Porsche backdate stripped paint rear

Porsche Backdate Pt 7: Stripping is hard work

Welcome to Part 7 of our grand FactoryTwoFour Porsche Backdate Build! 
Every month we're going to update you on the broken bolts and knuckles of
this project as we turn our Miami Vice 80's Porsche into a unicorn 1972 
RS 2.7.If you're just joining us, you can catch upon the series here.
As the project comes to a close we are re-running all the past updates so 
you can stay up to speed.

Although Channing Tatum makes it look easy, stripping is actually hard work. With the panel fitting done on our Porsche backdate, it was time to strip all the paint off the ’88 Carrera and get back to beautiful steel. I knew this would be an annoying and tedious job. I didn’t know just how taxing it would prove to be.

This car was originally delivered from the factory in a beautiful black; then sometime in the 90’s some wahoo decided to ditch the class and go for a cherry bomb red instead. To be clear, this was not guards red or any other Porsche red. This was just some off-the-shelf red. Also of note, several women commented on how the paint was “glittery,” and until then I had never realized that men love glitter too – we just call it metal flake because it sounds more hardcore. It’s still glitter. Any-who, the red had to go. But because I’m being overly anal about this car, I wanted to find a way to retain the galvanization that was applied to the whole shell in the factory.

In 1977, Porsche began galvanized all 911 bodies completely to prevent rust. This was a major innovation for the time, and one that means a 70% of all 911s ever produced are still on road. I wasn’t eager to loose this longevity-boosting protective plating from my project car, so I had to strip off the paint the hard way. Normally, you would just sand or media blast the entire car down to bare metal, but these abrasive techniques would have also scraped off the thin layer of zinc that stops rust from forming on the bare metal. Thus I was stuck with using messy, time consuming, and noxious paint stripper.

All the available strippers I tried were seriously nasty. They reek of ammonia and eat through work gloves like they are made of chimichangas. To work with this stuff requires a couple layers of gloves, including fabric on the outer layer, and breathing protection. Without the latter, you’ll find yourself with a case of sniffles for hours and without gloves you’ll quickly realize how aggressive this chemical concoction is.  It immediately starts burning when it touches your skin, and should you choose to ignore that obvious alarm bell for several minutes you’ll find that your skin will bubble up just like the paint on the body is, turn hard like a callous, and eventually burst hours later. It then hurts for days – ask me how I know. Seriously, wear protection.

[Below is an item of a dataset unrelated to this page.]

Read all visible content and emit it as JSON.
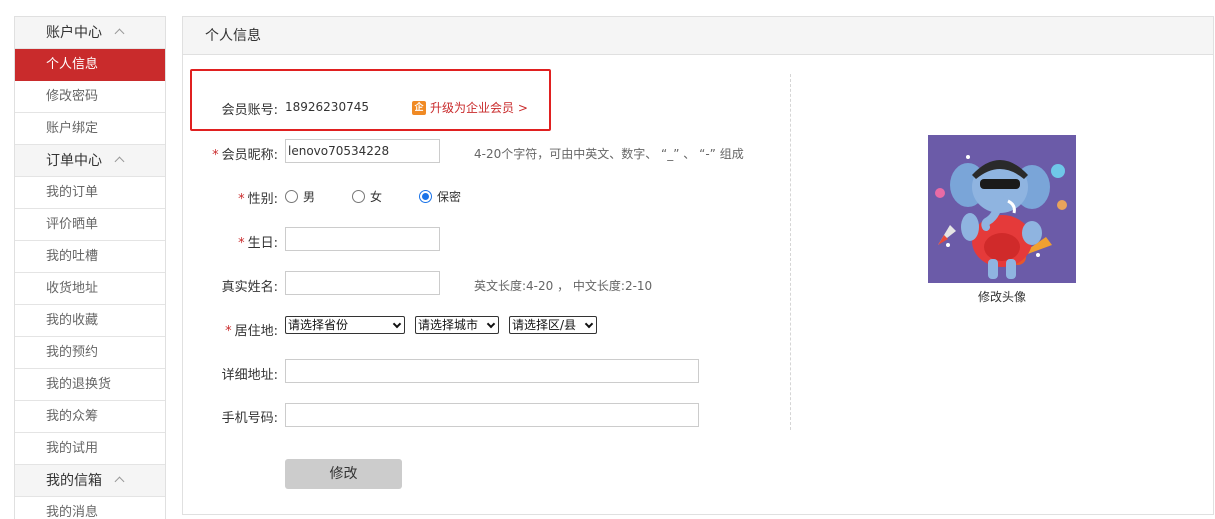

Counter-intuitively, Aircraft Stripper is the kind you want to buy. It is easily the most effective with the least set up time. Scuff up your paint with some kind of sanding pad and apply the stripper. Wait 15-30 minutes and scrape off with a plastic scrapper and you should be down to bare metal. Because I had two layers of paint (plus primer), and because whoever did the red paint job decided to go crazy with the thickness, it took me several passes on every panel to get down to metal. I spent, no joke, about 2 months stripping the paint off during nights and weekends. Sanding or media blasting would have been so much faster and easier – but now I’m done and my zinc layer is still intact and ready to protect my metal from any rock chips or scrapes.

There’s a certain Mad Max quality to the car right now, and I wish it wasn’t disassembled so I could take it out around town a little bit to enjoy it’s naked splendor. I’ll be sure to sneak in a quick blast around the block just to drive it with no paint, no doors, no glass, and no interior. Hopefully video of that soon…

If you would like to follow the nitty gritty details of this build, they are 
posted on a Porsche technical forum here.